Use either a layered planting scheme or an aspect of intercropping, where smaller, more delicate plants are positioned to enjoy some shade from their larger neighbors. This is the time to survey your garden and scope out the best exposures for the plant varieties you favor. Next year, you can put that knowledge to good use.
Use smart water management practices
One option is to install a timed, drip irrigation or comparable water delivery setup. Another is to add a water harvesting system, like one or a series of rain barrels. If you’re paying your utility company more for water these days, consider how nice it would be to get some free, courtesy of Mother Nature.
If you do plan on using harvested water, check the regulations for your state first. You can find out more at the National Conference of State Legislatures website. Some states reward water harvesters, while others are working to penalize them. If the water you plan to harvest is slated for your vegetable patch, avoid watering directly on plant leaves, or opt for a unit that includes an ultra-violet light or other approach to bacteria control.
Sow seeds earlier in the season
This will reschedule important developmental stages in your plants so they move up on the calendar, hopefully maturing before the higher temperatures become destructive. This can be a good strategy, although it is limited by the earliest frost-free date for your location. If it’s been a while since you visited the USDA Plant Hardiness Zone Map for your area, now is a good time. The map was redrawn in 2012, and most areas have shifted half a zone higher. If your zone has changed, you may have more latitude about planting times, and you might even be able to expand your plant repertoire a little.
Sow seeds directly in the garden whenever possible
Direct seeding may be risky and not something you’re used to, but it could pay dividends. The theory here is that directly sown seedlings will adapt more readily to the actual environmental conditions and be better prepared to survive any heat or drought stress down the road. If you’ve ever hardened off indoor germinated seedlings for life in the garden, you get the idea. In a nutshell, tougher young plants become tougher mature plants.
Water during the morning or evening hours
At night or early in the day, there is less risk of moisture loss through evaporation. This saves water and makes it easier to evaluate the amount of water available to your plants.
Practice deep watering

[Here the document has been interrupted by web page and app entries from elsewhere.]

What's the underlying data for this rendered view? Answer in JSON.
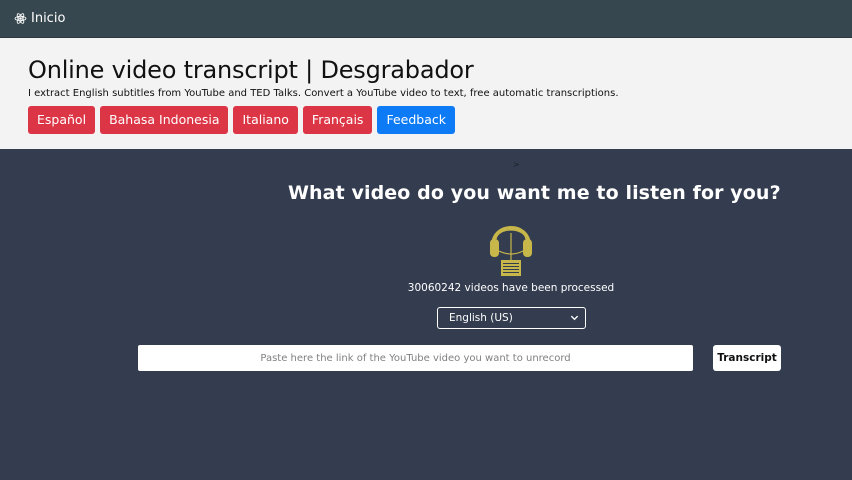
{
  "nav": {
    "brand_label": "Inicio",
    "brand_icon": "atom-icon"
  },
  "hero": {
    "title": "Online video transcript | Desgrabador",
    "subtitle": "I extract English subtitles from YouTube and TED Talks. Convert a YouTube video to text, free automatic transcriptions.",
    "languages": [
      "Español",
      "Bahasa Indonesia",
      "Italiano",
      "Français"
    ],
    "feedback_label": "Feedback"
  },
  "main": {
    "dot": ">",
    "question": "What video do you want me to listen for you?",
    "illustration_icon": "headphones-icon",
    "counter_text": "30060242 videos have been processed",
    "language_select": {
      "selected": "English (US)"
    },
    "url_input": {
      "value": "",
      "placeholder": "Paste here the link of the YouTube video you want to unrecord"
    },
    "transcript_label": "Transcript"
  },
  "colors": {
    "background": "#343d4f",
    "nav": "#36474f",
    "hero": "#f3f3f3",
    "language_button": "#dc3545",
    "feedback_button": "#0d7bf5",
    "headphones": "#c7b64a"
  }
}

If you throw a little water around the garden when you get home from work at night, covering plants lightly but consistently, you encourage their roots to stay close to the surface where water is plentiful. That’s fine until water becomes scarce in July, and plants aren’t positioned to access water reserves deeper in the soil. Think of deep watering as an exercise in plant training. Watering to a depth of an inch, as we explained earlier, trains plant roots to burrow down where there’s a better chance of finding adequate moisture on dry days. Soil at a greater depth is also cooler. Heat stress in plants isn’t just about air temperature. Increased soil temperature plays a role, too. Deeper roots are more effective roots.

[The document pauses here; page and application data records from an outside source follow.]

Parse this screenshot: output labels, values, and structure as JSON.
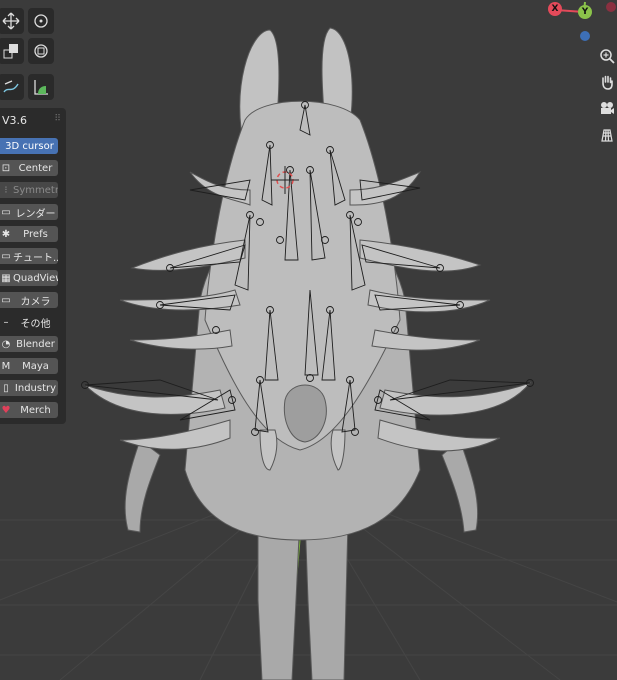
{
  "addon": {
    "version": "V3.6",
    "buttons": [
      {
        "icon": "",
        "label": "3D cursor",
        "state": "active"
      },
      {
        "icon": "⊡",
        "label": "Center",
        "state": "normal"
      },
      {
        "icon": "⁝",
        "label": "Symmetry",
        "state": "disabled"
      },
      {
        "icon": "▭",
        "label": "レンダー",
        "state": "normal"
      },
      {
        "icon": "✱",
        "label": "Prefs",
        "state": "normal"
      },
      {
        "icon": "▭",
        "label": "チュート...",
        "state": "normal"
      },
      {
        "icon": "▦",
        "label": "QuadView",
        "state": "normal"
      },
      {
        "icon": "▭",
        "label": "カメラ",
        "state": "normal"
      },
      {
        "icon": "–",
        "label": "その他",
        "state": "plain"
      },
      {
        "icon": "◔",
        "label": "Blender",
        "state": "normal"
      },
      {
        "icon": "M",
        "label": "Maya",
        "state": "normal"
      },
      {
        "icon": "▯",
        "label": "Industry",
        "state": "normal"
      },
      {
        "icon": "♥",
        "label": "Merch",
        "state": "normal"
      }
    ]
  },
  "gizmo": {
    "x_label": "X",
    "y_label": "Y",
    "colors": {
      "x": "#e44a5a",
      "y": "#8bc34a",
      "z": "#3d6fb6"
    }
  },
  "icons": {
    "zoom": "zoom-icon",
    "pan": "hand-pan-icon",
    "camera": "camera-view-icon",
    "grid": "ortho-grid-icon"
  }
}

Mulch will enhance the soil’s ability to retain moisture and remain cooler during high-heat days. Mulch also reduces stress on plants with shallow root systems, and eases competition for water resources by limiting weed growth. Choose an organic mulch like dried leaves or straw that will help improve your soil's ability to retain water for next season’s challenges.
Employ shade cloth

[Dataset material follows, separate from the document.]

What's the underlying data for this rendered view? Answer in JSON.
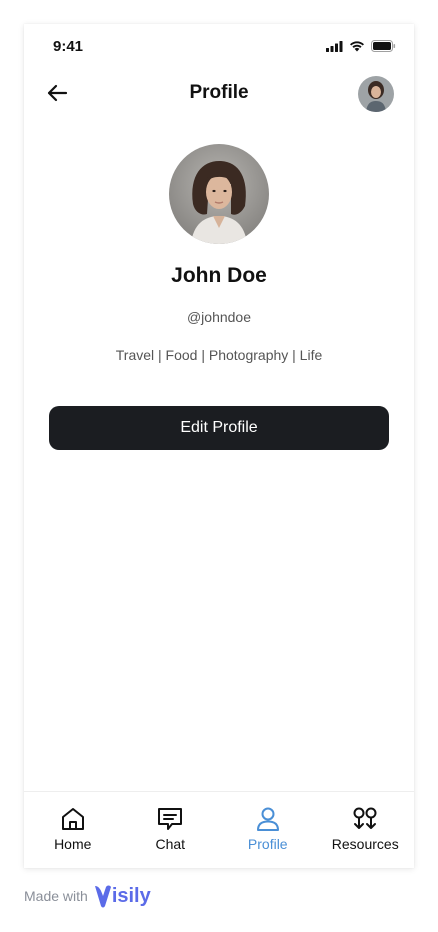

Shade cloth will provide partial protection to plants during the brightest, hottest part of the day. Like a row cover product, shade cloth is made of polypropylene or polyethylene, and can be screwed into or otherwise secured to a simple wood or PVC frame. Once assembled, a shade cloth structure can also be used to extend the fall growing season, so it’s a garden two-for-one.
Don’t allow soil to dry out completely
Dry soil becomes porous and this limits its ability to retain moisture. This affects dwell time—the amount of time water from a good soaking is available to thirsty plant roots as it transits to the nearest aquifer.
Consider using a plant growth regulator
Try find a plant growth regulator containing abscisic acid, which can assist in helping plants control their responses to drought stress.